DfT Announces ‘Longer Lorries Allowed On UK Roads From May 31st’

The Department for Transport has announced that longer lorries will be allowed on UK roads from May 31st, in a move that has been welcomed by some but criticized by others.

Under the new rules, longer lorries, also known as ‘mega trucks’, will be allowed on UK roads as part of a 15-year trial. These vehicles can be up to 2.05 metres longer than existing articulated lorries, with a maximum length of 21.5 metres. The trial will be limited to 2800 vehicles, with participating operators required to submit regular safety reports.

The move has been hailed by some in the industry as a positive step towards improving efficiency and reducing emissions. The Freight Transport Association (FTA) has welcomed the announcement, with Chief Executive David Wells stating that “this move will allow companies to increase the amount of goods transported in each journey, reducing the number of lorries on the road and, in turn, reducing emissions.”

However, others have raised concerns over safety and the impact on smaller businesses. Particularly commenting on the risk this could pose for cyclists and bike users, due to extended blind spots, Keir Gallagher, campaigns manager at Cycling UK, said the move was “alarming”.

In response to these concerns, the Department for Transport has stated that safety will be the top priority during the trial. Participating operators will be required to meet strict safety criteria, including the use of additional mirrors, cameras, and sensors, as well as meeting turning circle requirements.

Transport Minister Rachel Maclean stated that “this trial will help us to understand the benefits of longer vehicles and whether they can safely operate on our roads. Safety is always our top priority, and all vehicles will need to meet strict safety criteria before they are allowed on the roads.”

The trial began for articulated goods vehicles in January of 2012 and was originally set to run for up to 10 years, with regular safety reports submitted to the Department for Transport. However, in 2017 the government agreed to increase the number of vehicles permitted by another 1000 and to extend the trial by 5 years to 2027.

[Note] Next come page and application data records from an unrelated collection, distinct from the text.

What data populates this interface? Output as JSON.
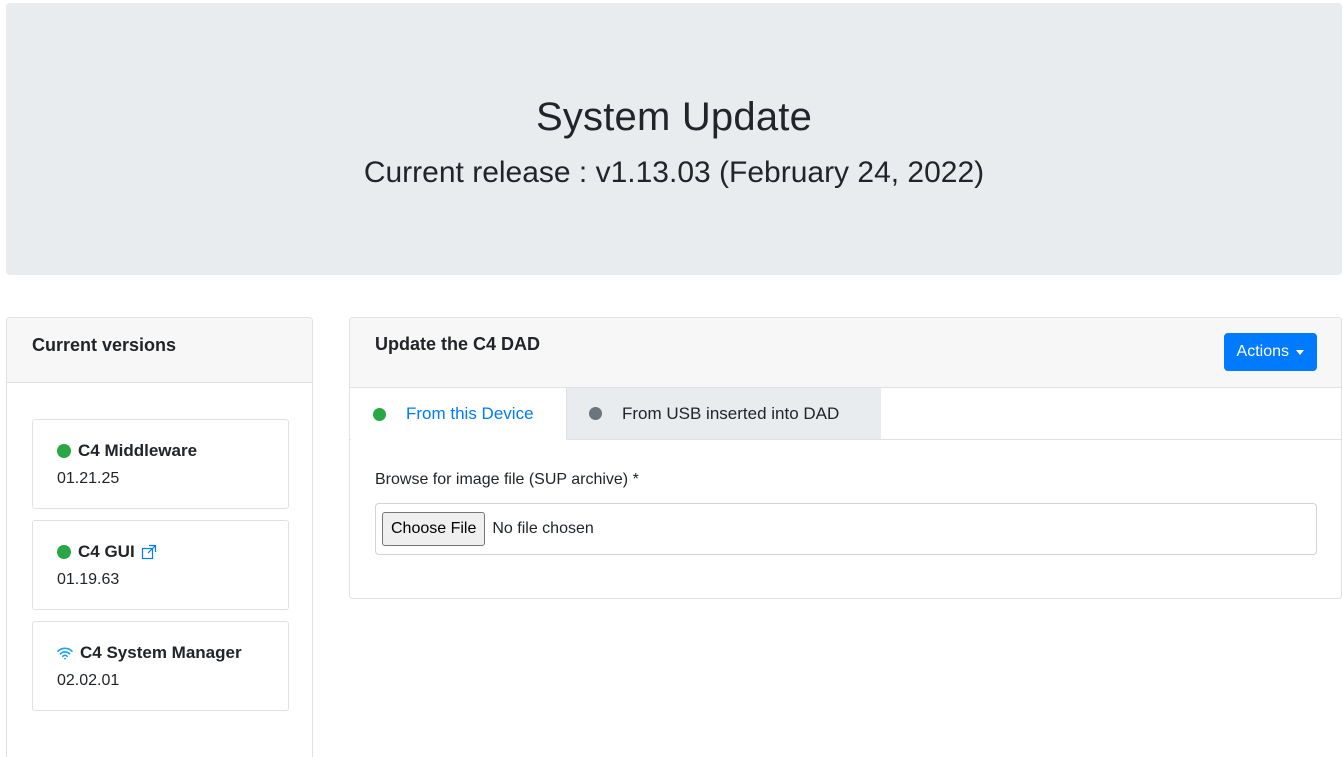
{
  "header": {
    "title": "System Update",
    "subtitle": "Current release : v1.13.03 (February 24, 2022)"
  },
  "versions": {
    "title": "Current versions",
    "items": [
      {
        "name": "C4 Middleware",
        "value": "01.21.25",
        "status_icon": "green-dot-icon"
      },
      {
        "name": "C4 GUI",
        "value": "01.19.63",
        "status_icon": "green-dot-icon",
        "extra_icon": "external-link-icon"
      },
      {
        "name": "C4 System Manager",
        "value": "02.02.01",
        "status_icon": "wifi-icon"
      }
    ]
  },
  "update": {
    "title": "Update the C4 DAD",
    "actions_label": "Actions",
    "tabs": [
      {
        "label": "From this Device",
        "active": true,
        "dot_color": "#28a745"
      },
      {
        "label": "From USB inserted into DAD",
        "active": false,
        "dot_color": "#6c757d"
      }
    ],
    "file_label": "Browse for image file (SUP archive) *",
    "choose_button": "Choose File",
    "file_status": "No file chosen"
  },
  "colors": {
    "primary": "#007bff",
    "success": "#28a745",
    "secondary": "#6c757d",
    "jumbotron_bg": "#e9ecef"
  }
}
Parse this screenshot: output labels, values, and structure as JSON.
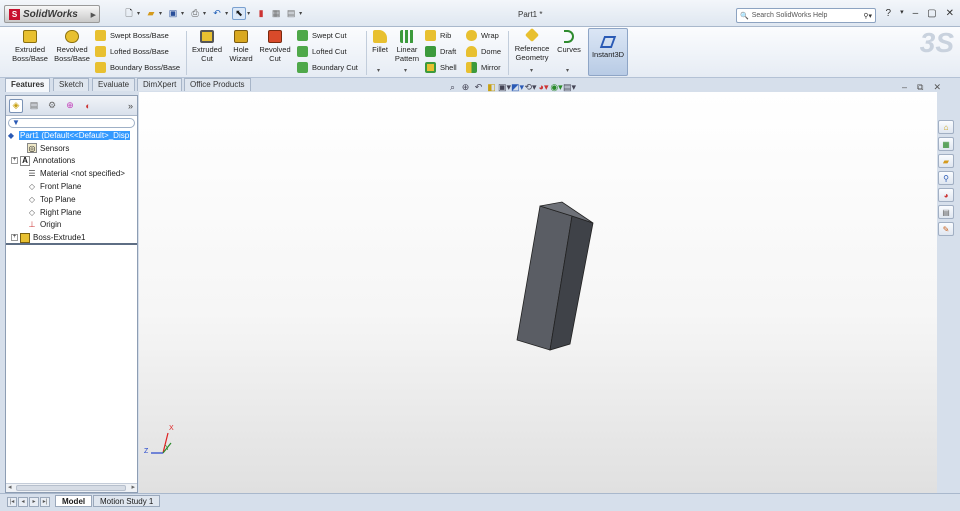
{
  "app": {
    "logo_text": "SolidWorks",
    "logo_mark": "S",
    "document_title": "Part1 *"
  },
  "quick_access": [
    {
      "name": "new-icon",
      "glyph": "🗋"
    },
    {
      "name": "open-icon",
      "glyph": "📂"
    },
    {
      "name": "save-icon",
      "glyph": "💾"
    },
    {
      "name": "print-icon",
      "glyph": "🖶"
    },
    {
      "name": "undo-icon",
      "glyph": "↶"
    },
    {
      "name": "select-icon",
      "glyph": "⬉"
    },
    {
      "name": "rebuild-icon",
      "glyph": "🚦"
    },
    {
      "name": "file-properties-icon",
      "glyph": "📋"
    },
    {
      "name": "options-icon",
      "glyph": "▤"
    }
  ],
  "search": {
    "placeholder": "Search SolidWorks Help",
    "help_label": "?"
  },
  "window_controls": {
    "minimize": "–",
    "restore": "▢",
    "close": "✕"
  },
  "command_manager": {
    "extruded_boss": "Extruded Boss/Base",
    "revolved_boss": "Revolved Boss/Base",
    "swept_boss": "Swept Boss/Base",
    "lofted_boss": "Lofted Boss/Base",
    "boundary_boss": "Boundary Boss/Base",
    "extruded_cut": "Extruded Cut",
    "hole_wizard": "Hole Wizard",
    "revolved_cut": "Revolved Cut",
    "swept_cut": "Swept Cut",
    "lofted_cut": "Lofted Cut",
    "boundary_cut": "Boundary Cut",
    "fillet": "Fillet",
    "linear_pattern": "Linear Pattern",
    "rib": "Rib",
    "draft": "Draft",
    "shell": "Shell",
    "wrap": "Wrap",
    "dome": "Dome",
    "mirror": "Mirror",
    "reference_geometry": "Reference Geometry",
    "curves": "Curves",
    "instant3d": "Instant3D"
  },
  "tabs": [
    {
      "label": "Features",
      "active": true
    },
    {
      "label": "Sketch",
      "active": false
    },
    {
      "label": "Evaluate",
      "active": false
    },
    {
      "label": "DimXpert",
      "active": false
    },
    {
      "label": "Office Products",
      "active": false
    }
  ],
  "feature_tree": {
    "root": "Part1  (Default<<Default>_Disp",
    "items": [
      {
        "label": "Sensors",
        "icon": "sensors-icon",
        "expandable": false
      },
      {
        "label": "Annotations",
        "icon": "annotations-icon",
        "expandable": true
      },
      {
        "label": "Material <not specified>",
        "icon": "material-icon",
        "expandable": false
      },
      {
        "label": "Front Plane",
        "icon": "plane-icon",
        "expandable": false
      },
      {
        "label": "Top Plane",
        "icon": "plane-icon",
        "expandable": false
      },
      {
        "label": "Right Plane",
        "icon": "plane-icon",
        "expandable": false
      },
      {
        "label": "Origin",
        "icon": "origin-icon",
        "expandable": false
      },
      {
        "label": "Boss-Extrude1",
        "icon": "extrude-icon",
        "expandable": true
      }
    ]
  },
  "triad": {
    "x": "X",
    "y": "Y",
    "z": "Z"
  },
  "bottom_tabs": [
    {
      "label": "Model",
      "active": true
    },
    {
      "label": "Motion Study 1",
      "active": false
    }
  ],
  "colors": {
    "accent": "#3399ff",
    "model_face": "#5a5d64",
    "model_side": "#3f4248"
  }
}
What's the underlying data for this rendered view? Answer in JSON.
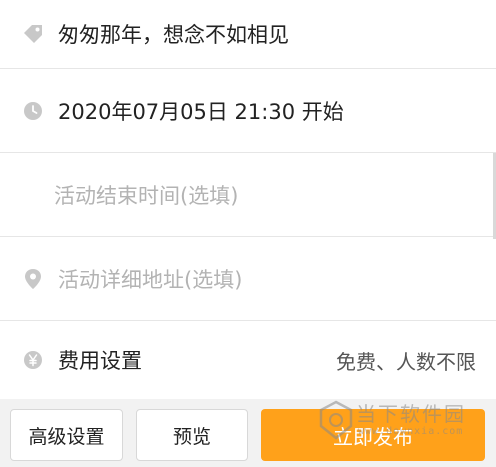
{
  "form": {
    "title": {
      "icon": "tag-icon",
      "value": "匆匆那年，想念不如相见"
    },
    "start_time": {
      "icon": "clock-icon",
      "value": "2020年07月05日 21:30 开始"
    },
    "end_time": {
      "placeholder": "活动结束时间(选填)"
    },
    "address": {
      "icon": "location-pin-icon",
      "placeholder": "活动详细地址(选填)"
    },
    "fee": {
      "icon": "yen-icon",
      "label": "费用设置",
      "value": "免费、人数不限"
    }
  },
  "bottom_bar": {
    "advanced_label": "高级设置",
    "preview_label": "预览",
    "publish_label": "立即发布"
  },
  "watermark": {
    "text": "当下软件园",
    "sub": "www.downxia.com"
  },
  "colors": {
    "accent": "#ffa11a",
    "icon_gray": "#c8c8c8",
    "placeholder": "#b3b3b3",
    "divider": "#e6e6e6",
    "bar_bg": "#f2f2f2"
  }
}
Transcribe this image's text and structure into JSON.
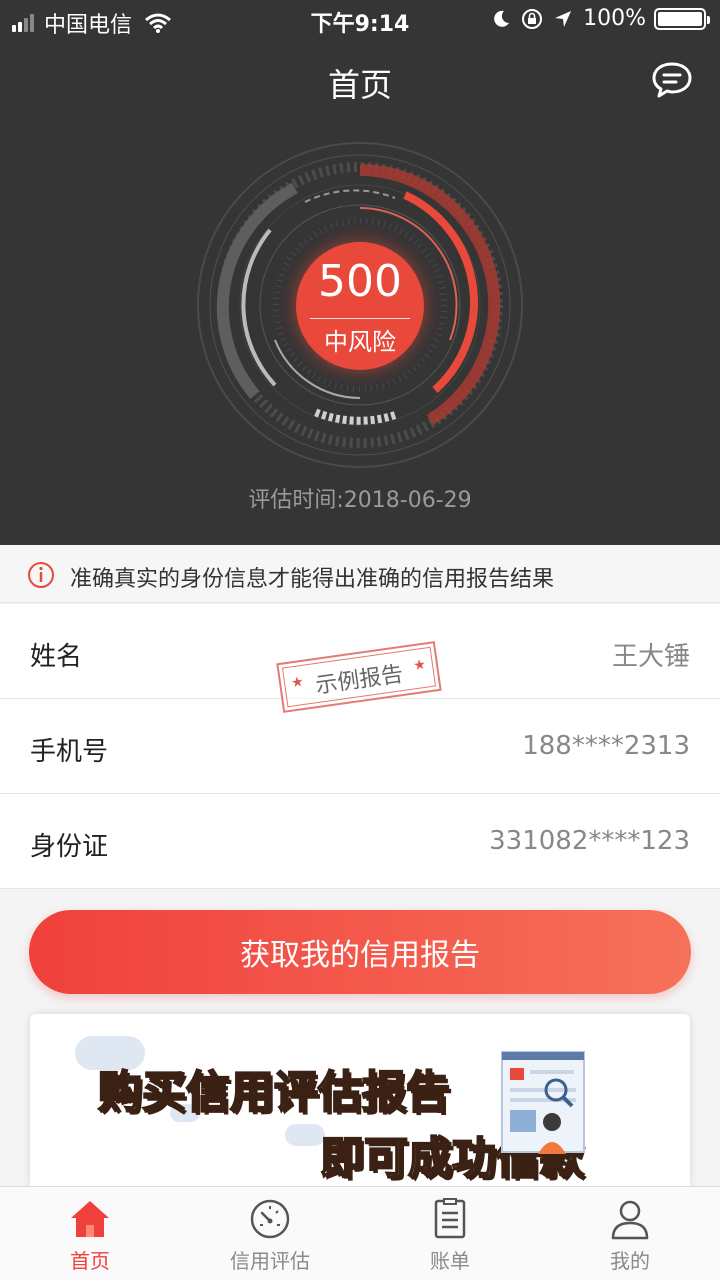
{
  "status_bar": {
    "carrier": "中国电信",
    "time": "下午9:14",
    "battery": "100%"
  },
  "header": {
    "title": "首页"
  },
  "credit": {
    "score": "500",
    "risk_level": "中风险",
    "eval_label": "评估时间:",
    "eval_date": "2018-06-29"
  },
  "notice": {
    "text": "准确真实的身份信息才能得出准确的信用报告结果"
  },
  "info": {
    "rows": [
      {
        "label": "姓名",
        "value": "王大锤"
      },
      {
        "label": "手机号",
        "value": "188****2313"
      },
      {
        "label": "身份证",
        "value": "331082****123"
      }
    ],
    "stamp": "示例报告"
  },
  "cta": {
    "label": "获取我的信用报告"
  },
  "banner": {
    "line1_prefix": "购买",
    "line1_highlight": "信用评估报告",
    "line2": "即可成功借款"
  },
  "tabs": [
    {
      "label": "首页",
      "icon": "home-icon",
      "active": true
    },
    {
      "label": "信用评估",
      "icon": "gauge-icon",
      "active": false
    },
    {
      "label": "账单",
      "icon": "bill-icon",
      "active": false
    },
    {
      "label": "我的",
      "icon": "user-icon",
      "active": false
    }
  ],
  "colors": {
    "accent": "#f0403c",
    "header_bg": "#353535",
    "score_bg": "#e8493a"
  }
}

Overall, the decision to allow longer lorries on UK roads has been met with mixed reactions. While some in the industry have welcomed the move as a positive step towards improving efficiency and reducing emissions, others have raised concerns over safety and the impact on smaller businesses. Only time will tell whether the trial will be successful in achieving its goals.